Saved data entries
━━━

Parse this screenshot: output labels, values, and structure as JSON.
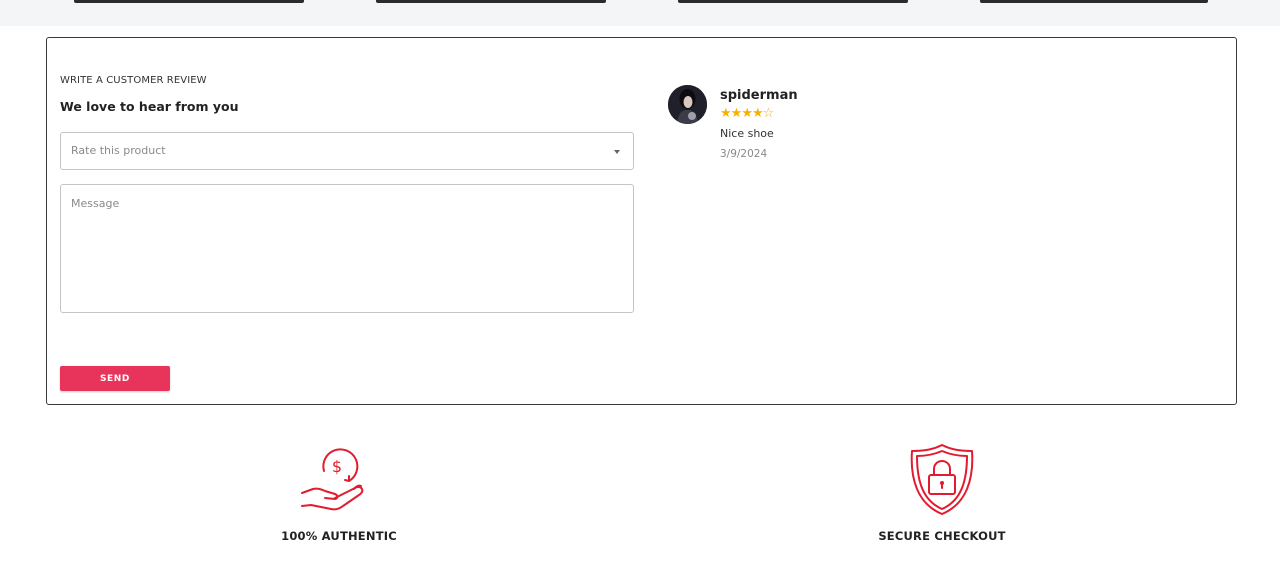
{
  "review_form": {
    "kicker": "WRITE A CUSTOMER REVIEW",
    "heading": "We love to hear from you",
    "rating_placeholder": "Rate this product",
    "message_placeholder": "Message",
    "send_label": "SEND"
  },
  "reviews": [
    {
      "name": "spiderman",
      "rating": 4,
      "max_rating": 5,
      "text": "Nice shoe",
      "date": "3/9/2024"
    }
  ],
  "features": [
    {
      "label": "100% AUTHENTIC",
      "icon": "money-hand-icon"
    },
    {
      "label": "SECURE CHECKOUT",
      "icon": "shield-lock-icon"
    }
  ],
  "colors": {
    "accent": "#e8345a",
    "star": "#f5b301",
    "icon_red": "#e31b2e"
  }
}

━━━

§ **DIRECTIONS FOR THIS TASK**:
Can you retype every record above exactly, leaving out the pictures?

§ **RESPONSE AREA**:
Parse this screenshot: output labels, values, and structure as JSON.
{
  "review_form": {
    "kicker": "WRITE A CUSTOMER REVIEW",
    "heading": "We love to hear from you",
    "rating_placeholder": "Rate this product",
    "message_placeholder": "Message",
    "send_label": "SEND"
  },
  "reviews": [
    {
      "name": "spiderman",
      "rating": 4,
      "max_rating": 5,
      "text": "Nice shoe",
      "date": "3/9/2024"
    }
  ],
  "features": [
    {
      "label": "100% AUTHENTIC",
      "icon": "money-hand-icon"
    },
    {
      "label": "SECURE CHECKOUT",
      "icon": "shield-lock-icon"
    }
  ],
  "colors": {
    "accent": "#e8345a",
    "star": "#f5b301",
    "icon_red": "#e31b2e"
  }
}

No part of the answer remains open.